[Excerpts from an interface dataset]
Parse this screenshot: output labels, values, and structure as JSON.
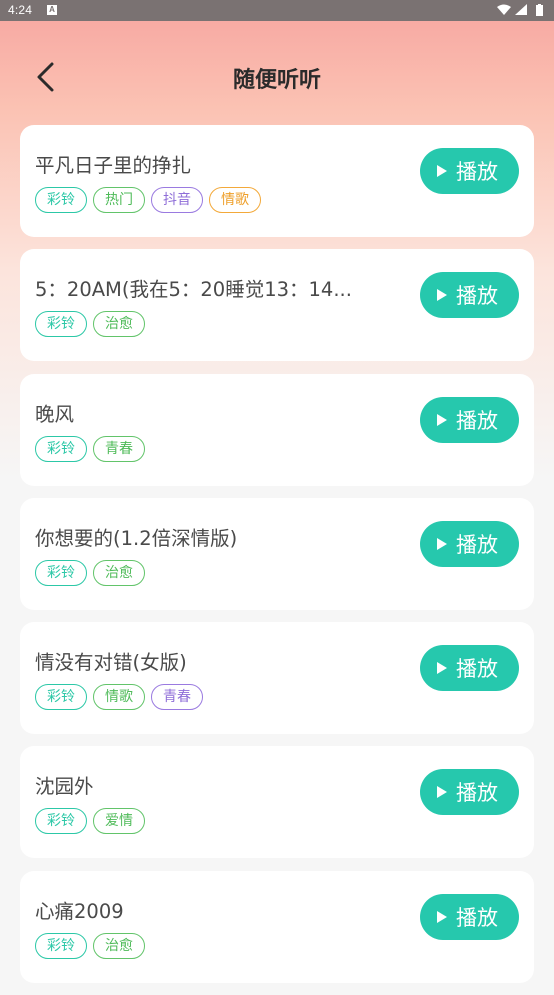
{
  "status_bar": {
    "time": "4:24",
    "notification_icon": "A",
    "icons": [
      "wifi-icon",
      "signal-icon",
      "battery-icon"
    ]
  },
  "header": {
    "back_icon": "chevron-left-icon",
    "title": "随便听听"
  },
  "colors": {
    "accent": "#26c8ad",
    "tag_teal": "#2cc8a7",
    "tag_green": "#4fbb59",
    "tag_purple": "#8f6ed8",
    "tag_orange": "#ee9f2a",
    "gradient_top": "#f7a5a0"
  },
  "songs": [
    {
      "title": "平凡日子里的挣扎",
      "tags": [
        {
          "label": "彩铃",
          "color": "teal"
        },
        {
          "label": "热门",
          "color": "green"
        },
        {
          "label": "抖音",
          "color": "purple"
        },
        {
          "label": "情歌",
          "color": "orange"
        }
      ],
      "play_label": "播放"
    },
    {
      "title": "5：20AM(我在5：20睡觉13：14...",
      "tags": [
        {
          "label": "彩铃",
          "color": "teal"
        },
        {
          "label": "治愈",
          "color": "green"
        }
      ],
      "play_label": "播放"
    },
    {
      "title": "晚风",
      "tags": [
        {
          "label": "彩铃",
          "color": "teal"
        },
        {
          "label": "青春",
          "color": "green"
        }
      ],
      "play_label": "播放"
    },
    {
      "title": "你想要的(1.2倍深情版)",
      "tags": [
        {
          "label": "彩铃",
          "color": "teal"
        },
        {
          "label": "治愈",
          "color": "green"
        }
      ],
      "play_label": "播放"
    },
    {
      "title": "情没有对错(女版)",
      "tags": [
        {
          "label": "彩铃",
          "color": "teal"
        },
        {
          "label": "情歌",
          "color": "green"
        },
        {
          "label": "青春",
          "color": "purple"
        }
      ],
      "play_label": "播放"
    },
    {
      "title": "沈园外",
      "tags": [
        {
          "label": "彩铃",
          "color": "teal"
        },
        {
          "label": "爱情",
          "color": "green"
        }
      ],
      "play_label": "播放"
    },
    {
      "title": "心痛2009",
      "tags": [
        {
          "label": "彩铃",
          "color": "teal"
        },
        {
          "label": "治愈",
          "color": "green"
        }
      ],
      "play_label": "播放"
    }
  ]
}
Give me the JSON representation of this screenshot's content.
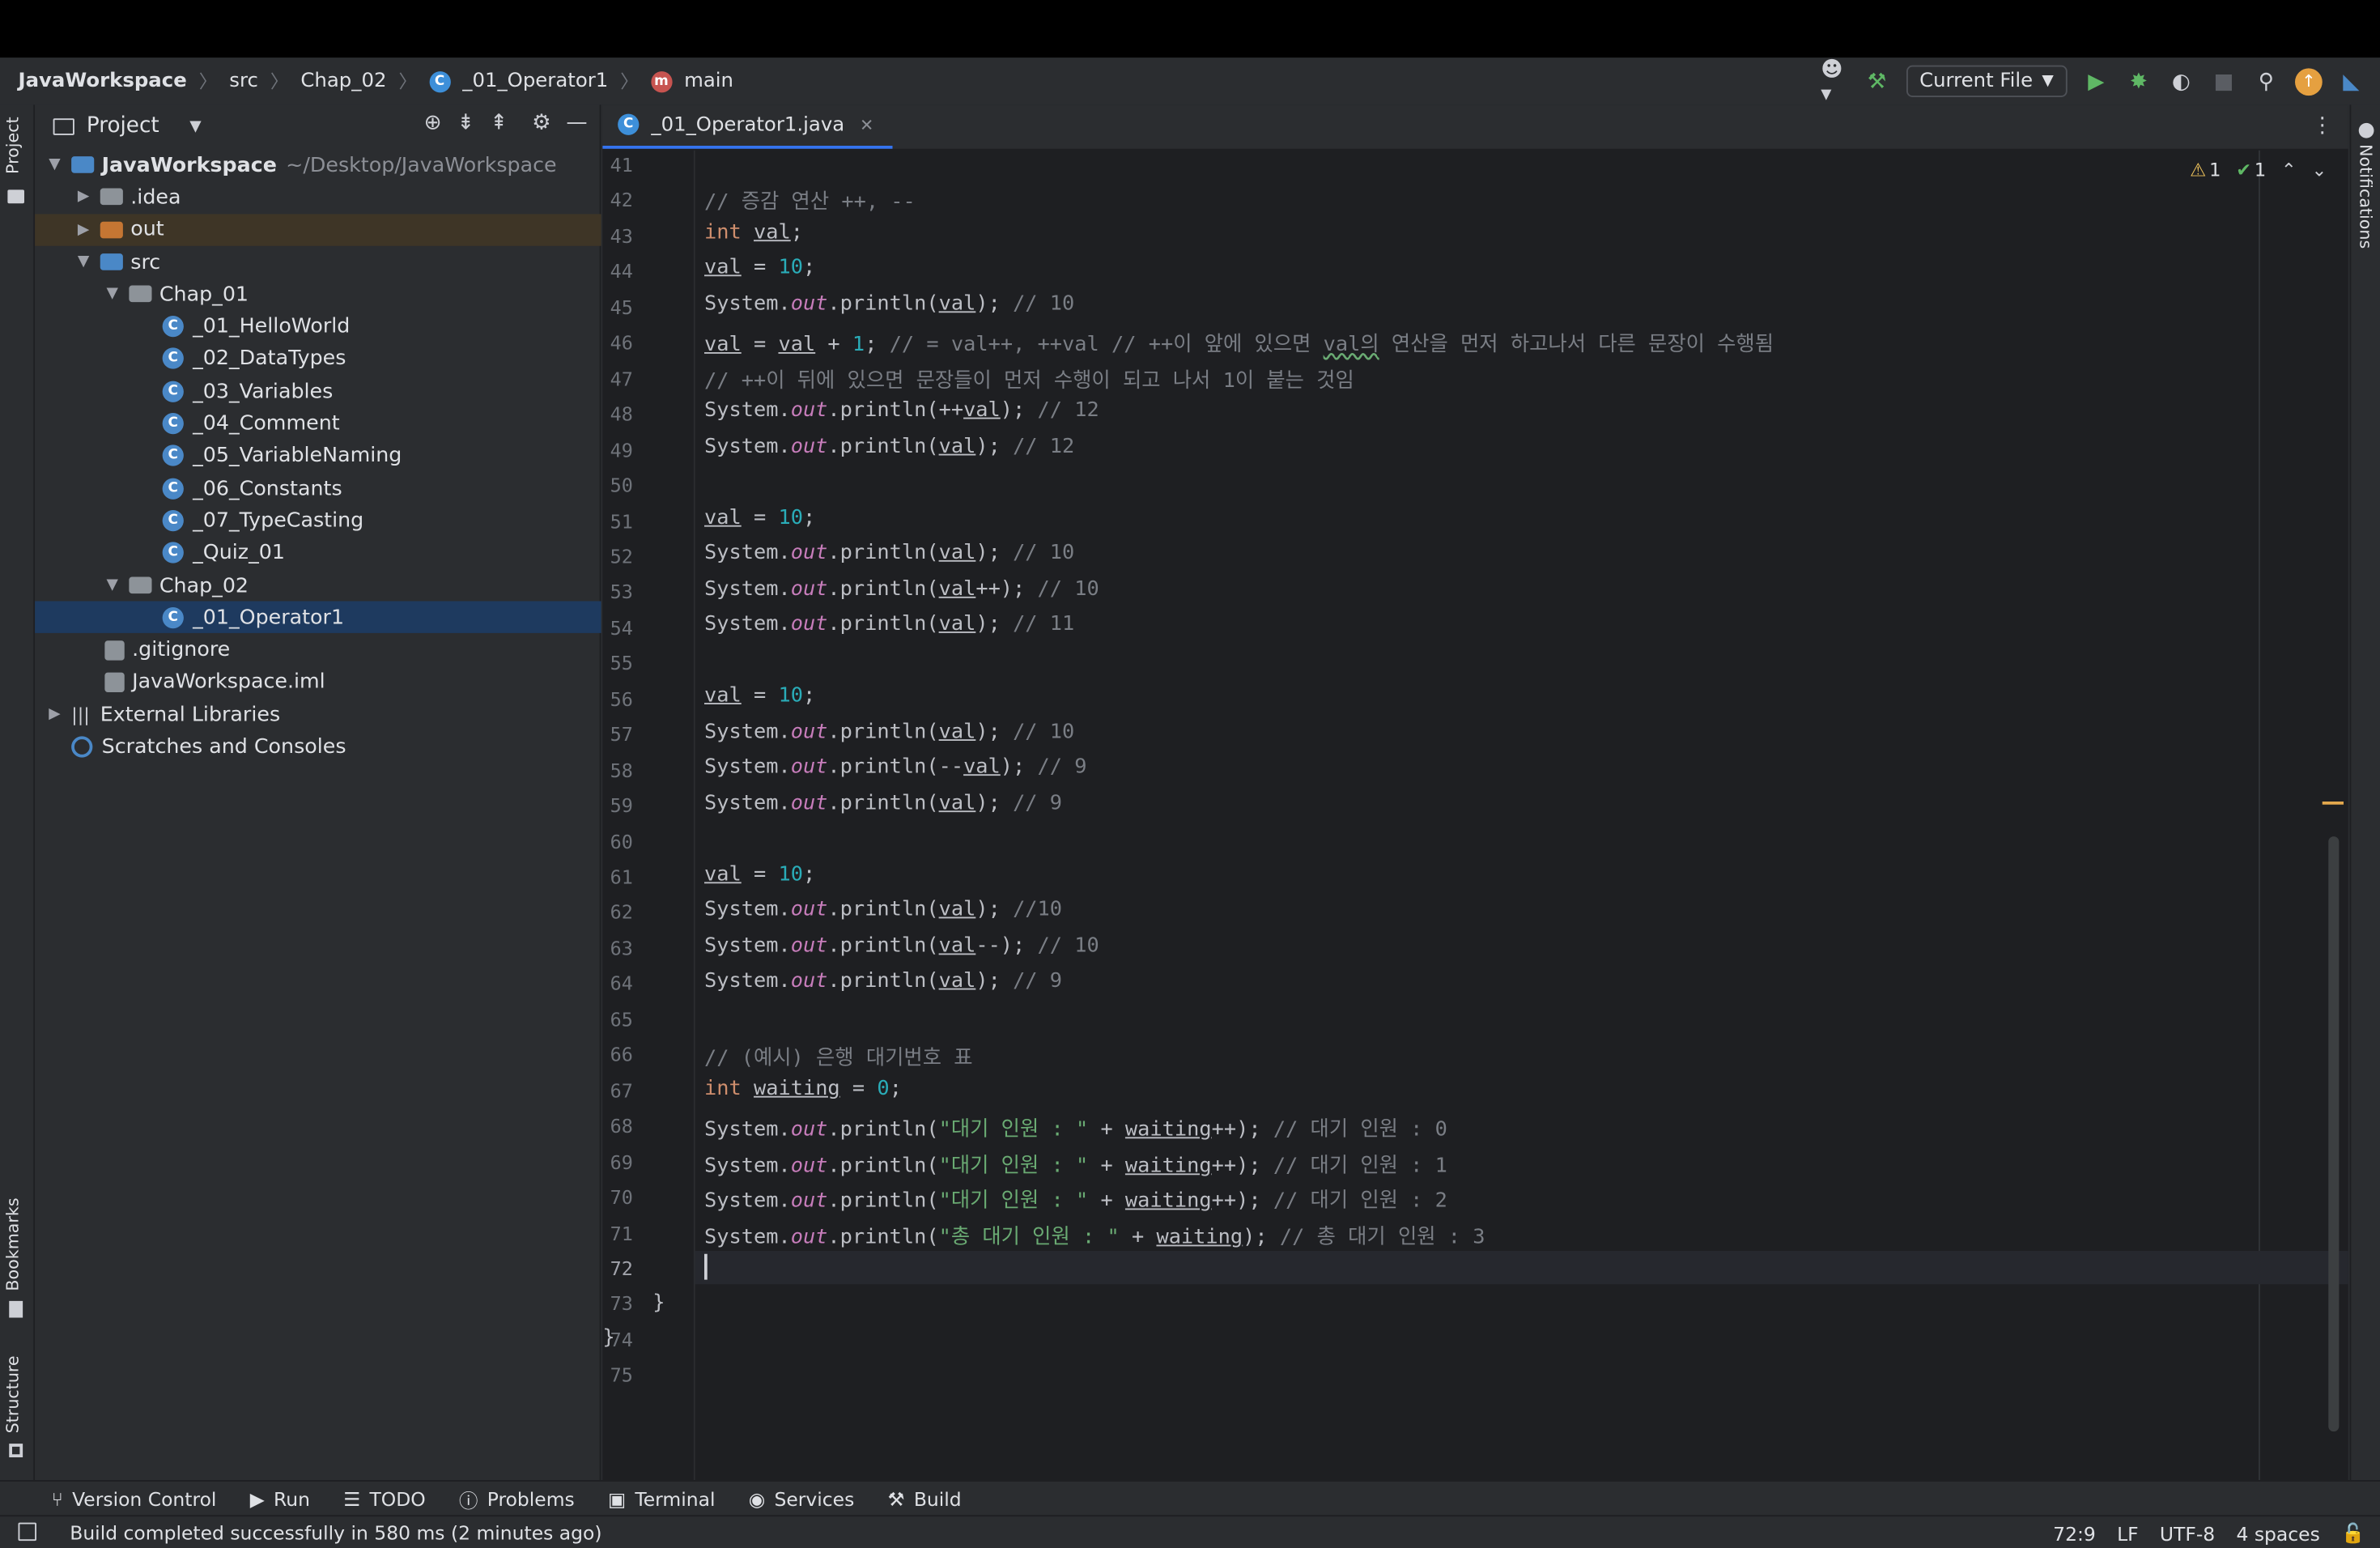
{
  "breadcrumb": {
    "project": "JavaWorkspace",
    "src": "src",
    "chap": "Chap_02",
    "file": "_01_Operator1",
    "method": "main"
  },
  "toolbar": {
    "run_config": "Current File"
  },
  "project_panel": {
    "title": "Project",
    "root_name": "JavaWorkspace",
    "root_path": "~/Desktop/JavaWorkspace",
    "items": {
      "idea": ".idea",
      "out": "out",
      "src": "src",
      "chap01": "Chap_01",
      "f1": "_01_HelloWorld",
      "f2": "_02_DataTypes",
      "f3": "_03_Variables",
      "f4": "_04_Comment",
      "f5": "_05_VariableNaming",
      "f6": "_06_Constants",
      "f7": "_07_TypeCasting",
      "f8": "_Quiz_01",
      "chap02": "Chap_02",
      "f9": "_01_Operator1",
      "gitignore": ".gitignore",
      "iml": "JavaWorkspace.iml",
      "extlib": "External Libraries",
      "scratch": "Scratches and Consoles"
    }
  },
  "sidebars": {
    "project": "Project",
    "bookmarks": "Bookmarks",
    "structure": "Structure",
    "notifications": "Notifications"
  },
  "editor": {
    "tab": "_01_Operator1.java",
    "warnings": "1",
    "oks": "1",
    "line_numbers": [
      "41",
      "42",
      "43",
      "44",
      "45",
      "46",
      "47",
      "48",
      "49",
      "50",
      "51",
      "52",
      "53",
      "54",
      "55",
      "56",
      "57",
      "58",
      "59",
      "60",
      "61",
      "62",
      "63",
      "64",
      "65",
      "66",
      "67",
      "68",
      "69",
      "70",
      "71",
      "72",
      "73",
      "74",
      "75"
    ],
    "code": {
      "l42": "// 증감 연산 ++, --",
      "l46_comment": "// = val++, ++val // ++이 앞에 있으면 ",
      "l46_tail": " 연산을 먼저 하고나서 다른 문장이 수행됨",
      "l46_var": "val의",
      "l47": "// ++이 뒤에 있으면 문장들이 먼저 수행이 되고 나서 1이 붙는 것임",
      "c10": "// 10",
      "c12": "// 12",
      "c11": "// 11",
      "c9": "// 9",
      "c10b": "//10",
      "l66": "// (예시) 은행 대기번호 표",
      "s_wait": "\"대기 인원 : \"",
      "s_total": "\"총 대기 인원 : \"",
      "c68": "// 대기 인원 : 0",
      "c69": "// 대기 인원 : 1",
      "c70": "// 대기 인원 : 2",
      "c71": "// 총 대기 인원 : 3"
    }
  },
  "bottom_tools": [
    "Version Control",
    "Run",
    "TODO",
    "Problems",
    "Terminal",
    "Services",
    "Build"
  ],
  "status": {
    "message": "Build completed successfully in 580 ms (2 minutes ago)",
    "position": "72:9",
    "line_sep": "LF",
    "encoding": "UTF-8",
    "indent": "4 spaces"
  }
}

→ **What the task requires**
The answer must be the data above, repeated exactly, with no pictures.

→ **Answer to this task**
Parse this screenshot: output labels, values, and structure as JSON.
{
  "status_bar": {
    "time": "4:24",
    "notification_icon": "A",
    "icons": [
      "wifi-icon",
      "signal-icon",
      "battery-icon"
    ]
  },
  "header": {
    "back_icon": "chevron-left-icon",
    "title": "随便听听"
  },
  "colors": {
    "accent": "#26c8ad",
    "tag_teal": "#2cc8a7",
    "tag_green": "#4fbb59",
    "tag_purple": "#8f6ed8",
    "tag_orange": "#ee9f2a",
    "gradient_top": "#f7a5a0"
  },
  "songs": [
    {
      "title": "平凡日子里的挣扎",
      "tags": [
        {
          "label": "彩铃",
          "color": "teal"
        },
        {
          "label": "热门",
          "color": "green"
        },
        {
          "label": "抖音",
          "color": "purple"
        },
        {
          "label": "情歌",
          "color": "orange"
        }
      ],
      "play_label": "播放"
    },
    {
      "title": "5：20AM(我在5：20睡觉13：14...",
      "tags": [
        {
          "label": "彩铃",
          "color": "teal"
        },
        {
          "label": "治愈",
          "color": "green"
        }
      ],
      "play_label": "播放"
    },
    {
      "title": "晚风",
      "tags": [
        {
          "label": "彩铃",
          "color": "teal"
        },
        {
          "label": "青春",
          "color": "green"
        }
      ],
      "play_label": "播放"
    },
    {
      "title": "你想要的(1.2倍深情版)",
      "tags": [
        {
          "label": "彩铃",
          "color": "teal"
        },
        {
          "label": "治愈",
          "color": "green"
        }
      ],
      "play_label": "播放"
    },
    {
      "title": "情没有对错(女版)",
      "tags": [
        {
          "label": "彩铃",
          "color": "teal"
        },
        {
          "label": "情歌",
          "color": "green"
        },
        {
          "label": "青春",
          "color": "purple"
        }
      ],
      "play_label": "播放"
    },
    {
      "title": "沈园外",
      "tags": [
        {
          "label": "彩铃",
          "color": "teal"
        },
        {
          "label": "爱情",
          "color": "green"
        }
      ],
      "play_label": "播放"
    },
    {
      "title": "心痛2009",
      "tags": [
        {
          "label": "彩铃",
          "color": "teal"
        },
        {
          "label": "治愈",
          "color": "green"
        }
      ],
      "play_label": "播放"
    }
  ]
}
Give me the JSON representation of this screenshot's content.
{
  "breadcrumb": {
    "project": "JavaWorkspace",
    "src": "src",
    "chap": "Chap_02",
    "file": "_01_Operator1",
    "method": "main"
  },
  "toolbar": {
    "run_config": "Current File"
  },
  "project_panel": {
    "title": "Project",
    "root_name": "JavaWorkspace",
    "root_path": "~/Desktop/JavaWorkspace",
    "items": {
      "idea": ".idea",
      "out": "out",
      "src": "src",
      "chap01": "Chap_01",
      "f1": "_01_HelloWorld",
      "f2": "_02_DataTypes",
      "f3": "_03_Variables",
      "f4": "_04_Comment",
      "f5": "_05_VariableNaming",
      "f6": "_06_Constants",
      "f7": "_07_TypeCasting",
      "f8": "_Quiz_01",
      "chap02": "Chap_02",
      "f9": "_01_Operator1",
      "gitignore": ".gitignore",
      "iml": "JavaWorkspace.iml",
      "extlib": "External Libraries",
      "scratch": "Scratches and Consoles"
    }
  },
  "sidebars": {
    "project": "Project",
    "bookmarks": "Bookmarks",
    "structure": "Structure",
    "notifications": "Notifications"
  },
  "editor": {
    "tab": "_01_Operator1.java",
    "warnings": "1",
    "oks": "1",
    "line_numbers": [
      "41",
      "42",
      "43",
      "44",
      "45",
      "46",
      "47",
      "48",
      "49",
      "50",
      "51",
      "52",
      "53",
      "54",
      "55",
      "56",
      "57",
      "58",
      "59",
      "60",
      "61",
      "62",
      "63",
      "64",
      "65",
      "66",
      "67",
      "68",
      "69",
      "70",
      "71",
      "72",
      "73",
      "74",
      "75"
    ],
    "code": {
      "l42": "// 증감 연산 ++, --",
      "l46_comment": "// = val++, ++val // ++이 앞에 있으면 ",
      "l46_tail": " 연산을 먼저 하고나서 다른 문장이 수행됨",
      "l46_var": "val의",
      "l47": "// ++이 뒤에 있으면 문장들이 먼저 수행이 되고 나서 1이 붙는 것임",
      "c10": "// 10",
      "c12": "// 12",
      "c11": "// 11",
      "c9": "// 9",
      "c10b": "//10",
      "l66": "// (예시) 은행 대기번호 표",
      "s_wait": "\"대기 인원 : \"",
      "s_total": "\"총 대기 인원 : \"",
      "c68": "// 대기 인원 : 0",
      "c69": "// 대기 인원 : 1",
      "c70": "// 대기 인원 : 2",
      "c71": "// 총 대기 인원 : 3"
    }
  },
  "bottom_tools": [
    "Version Control",
    "Run",
    "TODO",
    "Problems",
    "Terminal",
    "Services",
    "Build"
  ],
  "status": {
    "message": "Build completed successfully in 580 ms (2 minutes ago)",
    "position": "72:9",
    "line_sep": "LF",
    "encoding": "UTF-8",
    "indent": "4 spaces"
  }
}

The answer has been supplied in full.